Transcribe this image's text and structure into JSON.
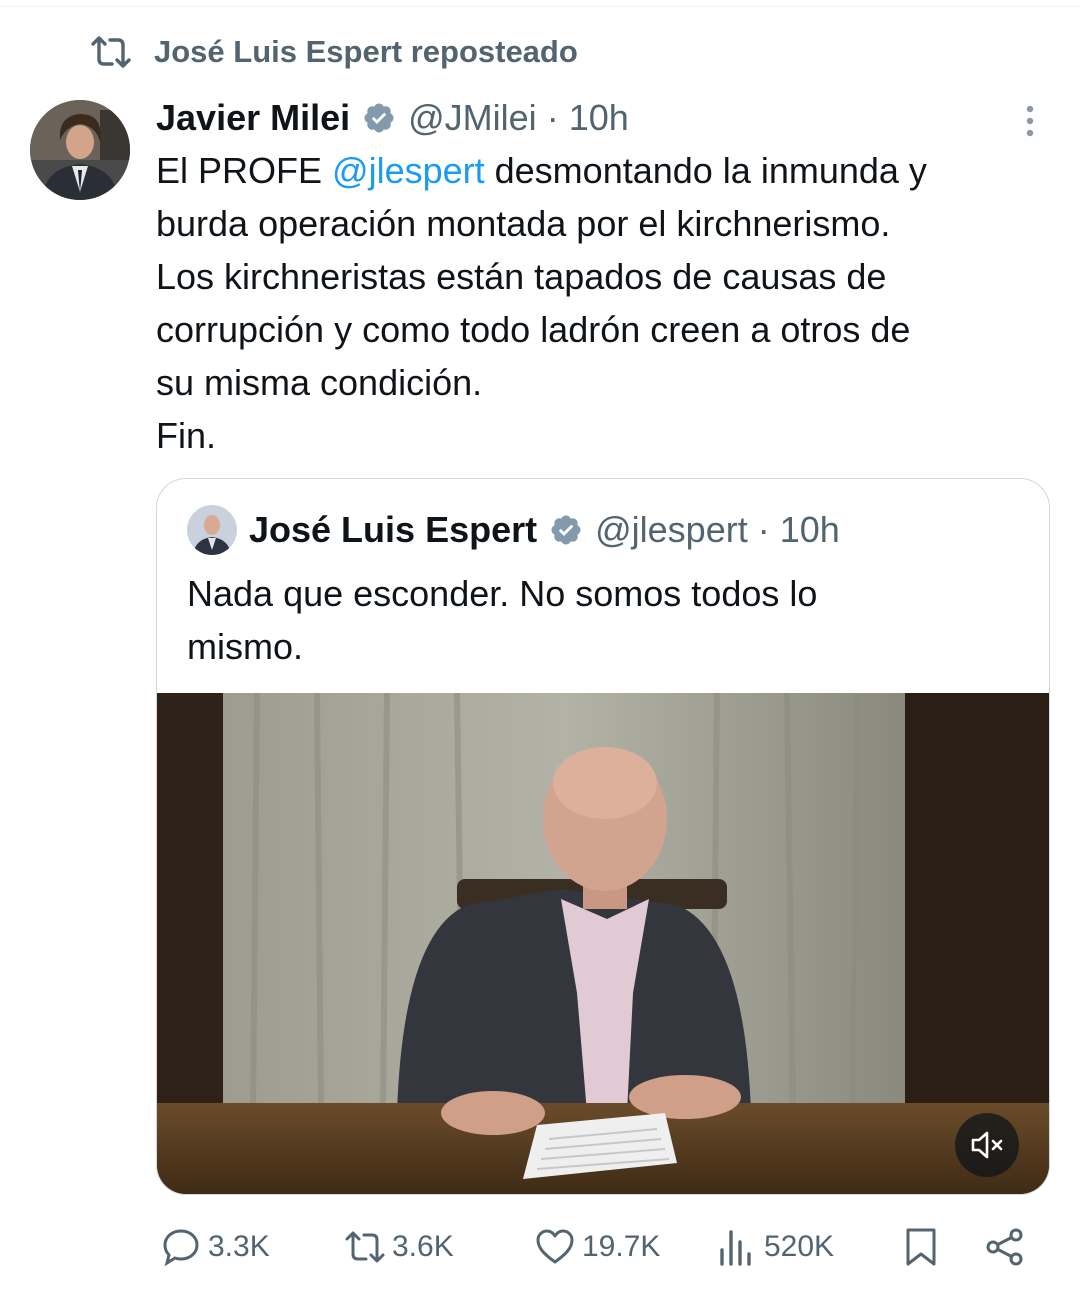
{
  "repost": {
    "icon": "repost-icon",
    "label": "José Luis Espert reposteado"
  },
  "tweet": {
    "author_name": "Javier Milei",
    "handle": "@JMilei",
    "separator": "·",
    "time": "10h",
    "verified_icon": "verified-badge-icon",
    "text_line1_before": "El PROFE ",
    "mention": "@jlespert",
    "text_line1_after": " desmontando la inmunda y",
    "text_line2": "burda operación montada por el kirchnerismo.",
    "text_line3": "Los kirchneristas están tapados de causas de",
    "text_line4": "corrupción y como todo ladrón creen a otros de",
    "text_line5": "su misma condición.",
    "text_line6": "Fin."
  },
  "quote": {
    "author_name": "José Luis Espert",
    "handle": "@jlespert",
    "separator": "·",
    "time": "10h",
    "text_line1": "Nada que esconder. No somos todos lo",
    "text_line2": "mismo.",
    "media": {
      "type": "video",
      "muted_icon": "volume-muted-icon"
    }
  },
  "actions": {
    "replies": "3.3K",
    "reposts": "3.6K",
    "likes": "19.7K",
    "views": "520K"
  },
  "colors": {
    "accent": "#1d9bf0",
    "secondary_text": "#536471",
    "primary_text": "#0f1419",
    "border": "#cfd9de"
  }
}
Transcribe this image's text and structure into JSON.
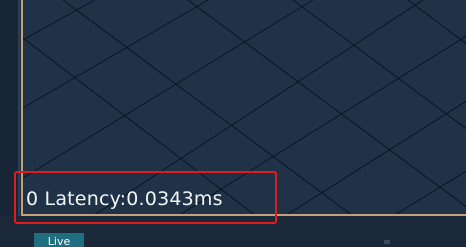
{
  "status": {
    "latency_text": "0 Latency:0.0343ms"
  },
  "bottom_tabs": {
    "live_label": "Live"
  },
  "colors": {
    "viewport_background": "#1f3248",
    "grid_lines": "#0c1622",
    "viewport_border": "#c79f78",
    "highlight_border": "#e21c1c",
    "live_tab": "#1f6f80"
  }
}
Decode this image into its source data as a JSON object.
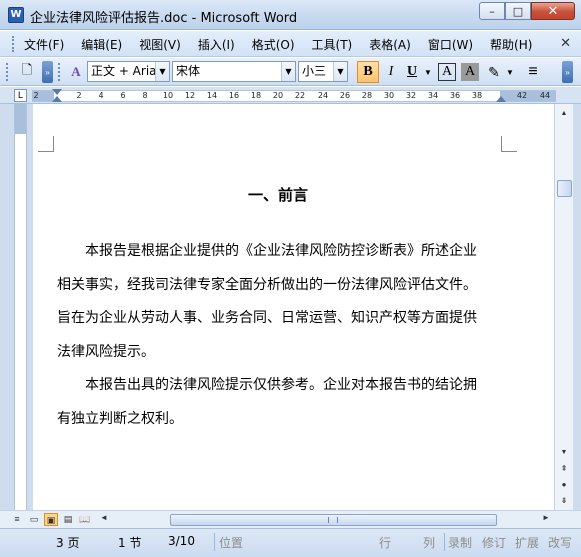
{
  "window": {
    "title": "企业法律风险评估报告.doc - Microsoft Word",
    "app_icon_letter": "W",
    "buttons": {
      "minimize": "–",
      "maximize": "□",
      "close": "✕"
    }
  },
  "menu": {
    "items": [
      "文件(F)",
      "编辑(E)",
      "视图(V)",
      "插入(I)",
      "格式(O)",
      "工具(T)",
      "表格(A)",
      "窗口(W)",
      "帮助(H)"
    ],
    "doc_close": "✕"
  },
  "toolbar": {
    "style_value": "正文 + Aria",
    "font_value": "宋体",
    "size_value": "小三",
    "bold_label": "B",
    "italic_label": "I",
    "underline_label": "U",
    "charborder_label": "A",
    "charshade_label": "A",
    "paragraph_icon": "≡",
    "highlight_icon": "✎",
    "new_doc_icon": "🗋"
  },
  "ruler": {
    "tab_selector": "L",
    "ticks": [
      "2",
      "2",
      "4",
      "6",
      "8",
      "10",
      "12",
      "14",
      "16",
      "18",
      "20",
      "22",
      "24",
      "26",
      "28",
      "30",
      "32",
      "34",
      "36",
      "38",
      "42",
      "44"
    ]
  },
  "document": {
    "heading": "一、前言",
    "lines": [
      {
        "text": "本报告是根据企业提供的《企业法律风险防控诊断表》所述企业",
        "indent": true
      },
      {
        "text": "相关事实，经我司法律专家全面分析做出的一份法律风险评估文件。",
        "indent": false
      },
      {
        "text": "旨在为企业从劳动人事、业务合同、日常运营、知识产权等方面提供",
        "indent": false
      },
      {
        "text": "法律风险提示。",
        "indent": false
      },
      {
        "text": "本报告出具的法律风险提示仅供参考。企业对本报告书的结论拥",
        "indent": true
      },
      {
        "text": "有独立判断之权利。",
        "indent": false
      }
    ]
  },
  "scrollbars": {
    "up": "▲",
    "down": "▼",
    "prev_page": "⇞",
    "select_browse": "●",
    "next_page": "⇟",
    "left": "◄",
    "right": "►"
  },
  "view_buttons": [
    "≡",
    "▭",
    "▣",
    "▤",
    "📖"
  ],
  "status": {
    "page": "3 页",
    "section": "1 节",
    "page_of": "3/10",
    "position": "位置",
    "line": "行",
    "column": "列",
    "record": "录制",
    "revise": "修订",
    "extend": "扩展",
    "overwrite": "改写"
  },
  "colors": {
    "titlebar": "#c7d9ef",
    "accent_orange": "#ffc26b",
    "close_red": "#c8513a"
  }
}
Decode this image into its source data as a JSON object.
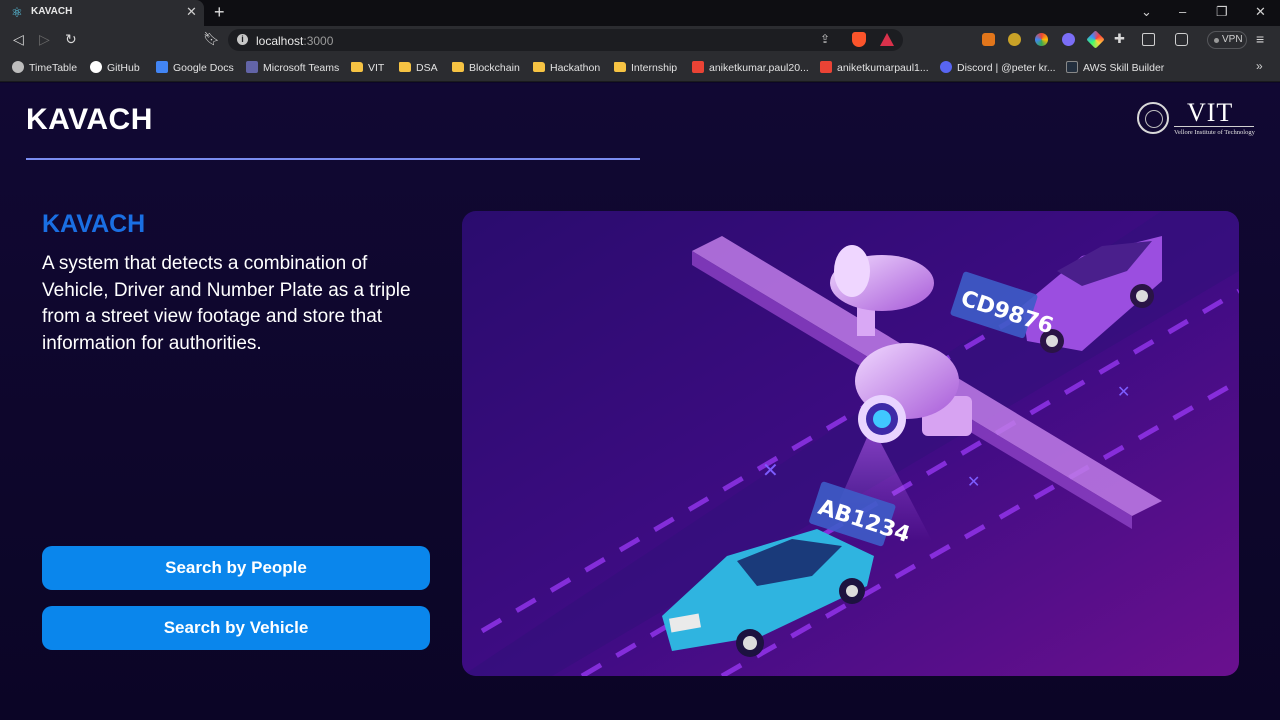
{
  "browser": {
    "tab": {
      "title": "KAVACH",
      "favicon": "react-icon"
    },
    "url": {
      "host": "localhost",
      "port": ":3000"
    },
    "vpn_label": "VPN",
    "bookmarks": [
      {
        "label": "TimeTable",
        "icon": "globe-icon"
      },
      {
        "label": "GitHub",
        "icon": "github-icon"
      },
      {
        "label": "Google Docs",
        "icon": "docs-icon"
      },
      {
        "label": "Microsoft Teams",
        "icon": "teams-icon"
      },
      {
        "label": "VIT",
        "icon": "folder-icon"
      },
      {
        "label": "DSA",
        "icon": "folder-icon"
      },
      {
        "label": "Blockchain",
        "icon": "folder-icon"
      },
      {
        "label": "Hackathon",
        "icon": "folder-icon"
      },
      {
        "label": "Internship",
        "icon": "folder-icon"
      },
      {
        "label": "aniketkumar.paul20...",
        "icon": "gmail-icon"
      },
      {
        "label": "aniketkumarpaul1...",
        "icon": "gmail-icon"
      },
      {
        "label": "Discord | @peter kr...",
        "icon": "discord-icon"
      },
      {
        "label": "AWS Skill Builder",
        "icon": "aws-icon"
      }
    ],
    "bookmarks_more": "»"
  },
  "header": {
    "brand": "KAVACH",
    "logo": {
      "text": "VIT",
      "subtitle": "Vellore Institute of Technology",
      "seal_text": "VIT"
    }
  },
  "hero": {
    "title": "KAVACH",
    "description": "A system that detects a combination of Vehicle, Driver and Number Plate as a triple from a street view footage and store that information for authorities."
  },
  "actions": {
    "search_people": "Search by People",
    "search_vehicle": "Search by Vehicle"
  },
  "illustration": {
    "plate_top": "CD9876",
    "plate_bottom": "AB1234",
    "colors": {
      "bg_from": "#2a0c6e",
      "bg_to": "#6a108e",
      "car_top": "#9b4ee0",
      "car_bottom": "#2fb4e0"
    }
  },
  "colors": {
    "accent": "#1a6fe3",
    "button": "#0a86ec",
    "rule": "#7b8df0",
    "page_bg": "#0c0627"
  }
}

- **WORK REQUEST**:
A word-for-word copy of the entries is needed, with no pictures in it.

- **RESPONSE AREA**:
Transcribe this image's text and structure into JSON.
{
  "repost": {
    "icon": "repost-icon",
    "label": "José Luis Espert reposteado"
  },
  "tweet": {
    "author_name": "Javier Milei",
    "handle": "@JMilei",
    "separator": "·",
    "time": "10h",
    "verified_icon": "verified-badge-icon",
    "text_line1_before": "El PROFE ",
    "mention": "@jlespert",
    "text_line1_after": " desmontando la inmunda y",
    "text_line2": "burda operación montada por el kirchnerismo.",
    "text_line3": "Los kirchneristas están tapados de causas de",
    "text_line4": "corrupción y como todo ladrón creen a otros de",
    "text_line5": "su misma condición.",
    "text_line6": "Fin."
  },
  "quote": {
    "author_name": "José Luis Espert",
    "handle": "@jlespert",
    "separator": "·",
    "time": "10h",
    "text_line1": "Nada que esconder. No somos todos lo",
    "text_line2": "mismo.",
    "media": {
      "type": "video",
      "muted_icon": "volume-muted-icon"
    }
  },
  "actions": {
    "replies": "3.3K",
    "reposts": "3.6K",
    "likes": "19.7K",
    "views": "520K"
  },
  "colors": {
    "accent": "#1d9bf0",
    "secondary_text": "#536471",
    "primary_text": "#0f1419",
    "border": "#cfd9de"
  }
}
Transcribe this image's text and structure into JSON.
{
  "status": {
    "latency_text": "0 Latency:0.0343ms"
  },
  "bottom_tabs": {
    "live_label": "Live"
  },
  "colors": {
    "viewport_background": "#1f3248",
    "grid_lines": "#0c1622",
    "viewport_border": "#c79f78",
    "highlight_border": "#e21c1c",
    "live_tab": "#1f6f80"
  }
}
Decode this image into its source data as a JSON object.
{
  "window": {
    "title": "企业法律风险评估报告.doc - Microsoft Word",
    "app_icon_letter": "W",
    "buttons": {
      "minimize": "–",
      "maximize": "□",
      "close": "✕"
    }
  },
  "menu": {
    "items": [
      "文件(F)",
      "编辑(E)",
      "视图(V)",
      "插入(I)",
      "格式(O)",
      "工具(T)",
      "表格(A)",
      "窗口(W)",
      "帮助(H)"
    ],
    "doc_close": "✕"
  },
  "toolbar": {
    "style_value": "正文 + Aria",
    "font_value": "宋体",
    "size_value": "小三",
    "bold_label": "B",
    "italic_label": "I",
    "underline_label": "U",
    "charborder_label": "A",
    "charshade_label": "A",
    "paragraph_icon": "≡",
    "highlight_icon": "✎",
    "new_doc_icon": "🗋"
  },
  "ruler": {
    "tab_selector": "L",
    "ticks": [
      "2",
      "2",
      "4",
      "6",
      "8",
      "10",
      "12",
      "14",
      "16",
      "18",
      "20",
      "22",
      "24",
      "26",
      "28",
      "30",
      "32",
      "34",
      "36",
      "38",
      "42",
      "44"
    ]
  },
  "document": {
    "heading": "一、前言",
    "lines": [
      {
        "text": "本报告是根据企业提供的《企业法律风险防控诊断表》所述企业",
        "indent": true
      },
      {
        "text": "相关事实，经我司法律专家全面分析做出的一份法律风险评估文件。",
        "indent": false
      },
      {
        "text": "旨在为企业从劳动人事、业务合同、日常运营、知识产权等方面提供",
        "indent": false
      },
      {
        "text": "法律风险提示。",
        "indent": false
      },
      {
        "text": "本报告出具的法律风险提示仅供参考。企业对本报告书的结论拥",
        "indent": true
      },
      {
        "text": "有独立判断之权利。",
        "indent": false
      }
    ]
  },
  "scrollbars": {
    "up": "▲",
    "down": "▼",
    "prev_page": "⇞",
    "select_browse": "●",
    "next_page": "⇟",
    "left": "◄",
    "right": "►"
  },
  "view_buttons": [
    "≡",
    "▭",
    "▣",
    "▤",
    "📖"
  ],
  "status": {
    "page": "3 页",
    "section": "1 节",
    "page_of": "3/10",
    "position": "位置",
    "line": "行",
    "column": "列",
    "record": "录制",
    "revise": "修订",
    "extend": "扩展",
    "overwrite": "改写"
  },
  "colors": {
    "titlebar": "#c7d9ef",
    "accent_orange": "#ffc26b",
    "close_red": "#c8513a"
  }
}
Decode this image into its source data as a JSON object.
{
  "browser": {
    "tab": {
      "title": "KAVACH",
      "favicon": "react-icon"
    },
    "url": {
      "host": "localhost",
      "port": ":3000"
    },
    "vpn_label": "VPN",
    "bookmarks": [
      {
        "label": "TimeTable",
        "icon": "globe-icon"
      },
      {
        "label": "GitHub",
        "icon": "github-icon"
      },
      {
        "label": "Google Docs",
        "icon": "docs-icon"
      },
      {
        "label": "Microsoft Teams",
        "icon": "teams-icon"
      },
      {
        "label": "VIT",
        "icon": "folder-icon"
      },
      {
        "label": "DSA",
        "icon": "folder-icon"
      },
      {
        "label": "Blockchain",
        "icon": "folder-icon"
      },
      {
        "label": "Hackathon",
        "icon": "folder-icon"
      },
      {
        "label": "Internship",
        "icon": "folder-icon"
      },
      {
        "label": "aniketkumar.paul20...",
        "icon": "gmail-icon"
      },
      {
        "label": "aniketkumarpaul1...",
        "icon": "gmail-icon"
      },
      {
        "label": "Discord | @peter kr...",
        "icon": "discord-icon"
      },
      {
        "label": "AWS Skill Builder",
        "icon": "aws-icon"
      }
    ],
    "bookmarks_more": "»"
  },
  "header": {
    "brand": "KAVACH",
    "logo": {
      "text": "VIT",
      "subtitle": "Vellore Institute of Technology",
      "seal_text": "VIT"
    }
  },
  "hero": {
    "title": "KAVACH",
    "description": "A system that detects a combination of Vehicle, Driver and Number Plate as a triple from a street view footage and store that information for authorities."
  },
  "actions": {
    "search_people": "Search by People",
    "search_vehicle": "Search by Vehicle"
  },
  "illustration": {
    "plate_top": "CD9876",
    "plate_bottom": "AB1234",
    "colors": {
      "bg_from": "#2a0c6e",
      "bg_to": "#6a108e",
      "car_top": "#9b4ee0",
      "car_bottom": "#2fb4e0"
    }
  },
  "colors": {
    "accent": "#1a6fe3",
    "button": "#0a86ec",
    "rule": "#7b8df0",
    "page_bg": "#0c0627"
  }
}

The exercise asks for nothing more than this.